At one point in time in a land long, long ago, basketball sneakers were only a means of footwear, rocked on the court until they essentially fell apart and then replaced. Then there was the day Michael Jordan laced up a pair of Chicago 1's in 1984 and changed the sneaker game forever.
Basketball shoes, more specifically Jordans, have become a staple of the game of basketball. They're fashion statements, stunted by kids and grown men alike on and off the hardwood looking to turn some heads. But what comes with the shoes themselves other than the hefty price tag of $170 is the addictive feeling. Shoes are a form of self expression, and there's a certain sense of pride put behind the shoes you're rocking. Quickly, you learn to understand that these are more than some rubber covering your feet. There's a movement behind it . Fellow LB'er Tanner Steidel is also a sneaker aficionado, telling me at one point, "I had almost 50 pairs. I needed to stop." We'll have a Kickstarter to fund his necessary rehab in the coming days.

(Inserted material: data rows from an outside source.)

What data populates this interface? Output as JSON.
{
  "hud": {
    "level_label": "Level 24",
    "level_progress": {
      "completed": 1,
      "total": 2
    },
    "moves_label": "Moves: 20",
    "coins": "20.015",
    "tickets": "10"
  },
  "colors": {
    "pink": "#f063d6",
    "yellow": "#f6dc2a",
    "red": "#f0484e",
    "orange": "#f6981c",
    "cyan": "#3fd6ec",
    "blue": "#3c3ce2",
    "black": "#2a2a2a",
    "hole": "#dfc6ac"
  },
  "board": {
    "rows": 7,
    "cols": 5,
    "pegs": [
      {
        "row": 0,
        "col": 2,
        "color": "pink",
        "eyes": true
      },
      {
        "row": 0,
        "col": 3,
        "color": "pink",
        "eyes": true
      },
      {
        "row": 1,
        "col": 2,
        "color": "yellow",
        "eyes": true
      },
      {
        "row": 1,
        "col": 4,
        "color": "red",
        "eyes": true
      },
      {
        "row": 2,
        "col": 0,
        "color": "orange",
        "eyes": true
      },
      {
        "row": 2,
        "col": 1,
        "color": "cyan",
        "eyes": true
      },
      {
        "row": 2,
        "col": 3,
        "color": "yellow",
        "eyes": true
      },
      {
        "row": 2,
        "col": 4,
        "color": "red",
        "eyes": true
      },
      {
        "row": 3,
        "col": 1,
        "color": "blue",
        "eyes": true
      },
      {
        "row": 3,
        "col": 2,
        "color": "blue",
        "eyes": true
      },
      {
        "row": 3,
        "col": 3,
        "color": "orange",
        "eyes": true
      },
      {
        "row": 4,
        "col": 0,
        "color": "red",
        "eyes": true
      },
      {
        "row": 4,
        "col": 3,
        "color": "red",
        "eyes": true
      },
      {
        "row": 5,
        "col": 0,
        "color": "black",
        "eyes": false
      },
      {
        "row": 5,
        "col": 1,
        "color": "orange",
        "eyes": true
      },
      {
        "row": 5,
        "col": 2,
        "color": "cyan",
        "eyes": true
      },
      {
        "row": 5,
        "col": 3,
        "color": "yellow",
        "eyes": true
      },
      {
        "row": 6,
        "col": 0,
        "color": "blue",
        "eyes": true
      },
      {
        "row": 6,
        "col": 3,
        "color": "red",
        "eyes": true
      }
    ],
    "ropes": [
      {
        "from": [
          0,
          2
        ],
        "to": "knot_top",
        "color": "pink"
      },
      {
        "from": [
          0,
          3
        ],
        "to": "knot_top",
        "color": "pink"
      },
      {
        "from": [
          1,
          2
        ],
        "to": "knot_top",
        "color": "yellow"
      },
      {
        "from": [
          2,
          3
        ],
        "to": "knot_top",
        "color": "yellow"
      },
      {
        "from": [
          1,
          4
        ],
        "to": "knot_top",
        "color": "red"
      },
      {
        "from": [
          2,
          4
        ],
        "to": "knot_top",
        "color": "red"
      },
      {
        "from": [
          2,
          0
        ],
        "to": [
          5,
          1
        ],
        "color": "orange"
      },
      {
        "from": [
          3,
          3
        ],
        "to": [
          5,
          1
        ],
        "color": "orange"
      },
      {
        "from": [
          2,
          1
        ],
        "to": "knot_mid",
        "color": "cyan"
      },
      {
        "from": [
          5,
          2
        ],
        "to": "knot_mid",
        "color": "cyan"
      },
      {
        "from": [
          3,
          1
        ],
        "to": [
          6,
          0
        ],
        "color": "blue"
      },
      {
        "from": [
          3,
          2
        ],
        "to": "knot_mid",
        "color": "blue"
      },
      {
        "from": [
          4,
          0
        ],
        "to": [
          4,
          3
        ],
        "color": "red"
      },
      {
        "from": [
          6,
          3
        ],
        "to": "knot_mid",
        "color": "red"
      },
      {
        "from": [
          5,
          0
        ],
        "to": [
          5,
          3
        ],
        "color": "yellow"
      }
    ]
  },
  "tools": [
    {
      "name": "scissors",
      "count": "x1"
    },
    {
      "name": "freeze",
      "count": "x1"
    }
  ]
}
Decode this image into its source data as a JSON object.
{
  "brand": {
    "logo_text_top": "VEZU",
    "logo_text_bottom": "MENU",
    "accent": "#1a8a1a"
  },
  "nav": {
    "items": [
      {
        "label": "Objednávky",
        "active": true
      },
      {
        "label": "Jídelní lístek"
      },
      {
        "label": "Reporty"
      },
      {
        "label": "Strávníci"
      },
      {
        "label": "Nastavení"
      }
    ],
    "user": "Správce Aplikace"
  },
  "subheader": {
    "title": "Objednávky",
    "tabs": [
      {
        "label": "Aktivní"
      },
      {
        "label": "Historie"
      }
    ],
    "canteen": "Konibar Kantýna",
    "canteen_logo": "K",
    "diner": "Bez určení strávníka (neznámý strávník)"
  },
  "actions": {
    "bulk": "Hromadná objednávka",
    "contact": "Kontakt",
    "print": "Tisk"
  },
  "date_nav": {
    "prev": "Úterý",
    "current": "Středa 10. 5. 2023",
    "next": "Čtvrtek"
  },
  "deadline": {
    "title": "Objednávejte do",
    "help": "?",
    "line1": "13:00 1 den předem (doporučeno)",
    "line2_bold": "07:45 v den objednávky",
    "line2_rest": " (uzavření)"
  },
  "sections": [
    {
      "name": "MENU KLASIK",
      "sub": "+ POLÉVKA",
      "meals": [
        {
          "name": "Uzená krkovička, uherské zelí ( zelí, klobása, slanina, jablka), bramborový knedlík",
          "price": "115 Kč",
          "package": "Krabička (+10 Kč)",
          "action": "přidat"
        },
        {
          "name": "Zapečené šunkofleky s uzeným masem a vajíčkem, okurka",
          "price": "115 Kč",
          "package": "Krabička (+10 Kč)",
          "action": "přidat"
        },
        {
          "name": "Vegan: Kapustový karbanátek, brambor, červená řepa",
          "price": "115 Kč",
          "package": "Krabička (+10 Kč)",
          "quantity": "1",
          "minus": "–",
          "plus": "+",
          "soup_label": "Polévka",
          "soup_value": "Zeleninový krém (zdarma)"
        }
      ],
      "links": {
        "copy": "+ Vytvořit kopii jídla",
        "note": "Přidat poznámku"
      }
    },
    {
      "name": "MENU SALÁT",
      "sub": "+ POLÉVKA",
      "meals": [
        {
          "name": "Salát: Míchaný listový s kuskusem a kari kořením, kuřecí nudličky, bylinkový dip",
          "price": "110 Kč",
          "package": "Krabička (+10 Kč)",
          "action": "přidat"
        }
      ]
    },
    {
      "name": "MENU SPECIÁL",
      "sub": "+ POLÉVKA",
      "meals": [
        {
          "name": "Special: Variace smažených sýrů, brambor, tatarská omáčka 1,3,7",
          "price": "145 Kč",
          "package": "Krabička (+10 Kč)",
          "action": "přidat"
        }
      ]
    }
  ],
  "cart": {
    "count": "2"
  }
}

I've started a minute collection of J's (three pairs and slowly growing), and have completely become immersed in the culture. I know Jordan's 1-14 like the back of my hand. Walk through the mall with me, and I'll probably shout out "that guy is wearing Concord 11's", or "Black Cement 3's", at which point you'll promptly tell me to shut up because you have no idea what the hell I'm talking about.
But there are those out there like Tanner and myself that understand the love for these pairs of shoes. One of them just happens to be the Sixers Tony Wroten. Wroten boasts "the best shoe game in the league", and he has a darn good case. He has a wide array of pairs to chose from, including a pair of rarely seen Jordan 21's, which I couldn't even figure out without the help of Google. One fateful night in March, his several hundred pair collection lost a member of the family. Trying to post up in a game against the Pacers, Wroten stuck his pair of Cherry 10's into the ground, which proceeded to implode. The sole ripped clean off and thus a classic was ruined.
It felt only natural that this atrocity occurred with Evan Turner defending, who does a really good job of ruining absolutely everything. Tony runs off the court to change sneaks and likely running on adrenaline, as I can only imagine he would be reduced to tears in any other situation. All wounds eventually heal and Wroten's collection will continue to grow, but those Jordan's are simply irreplaceable.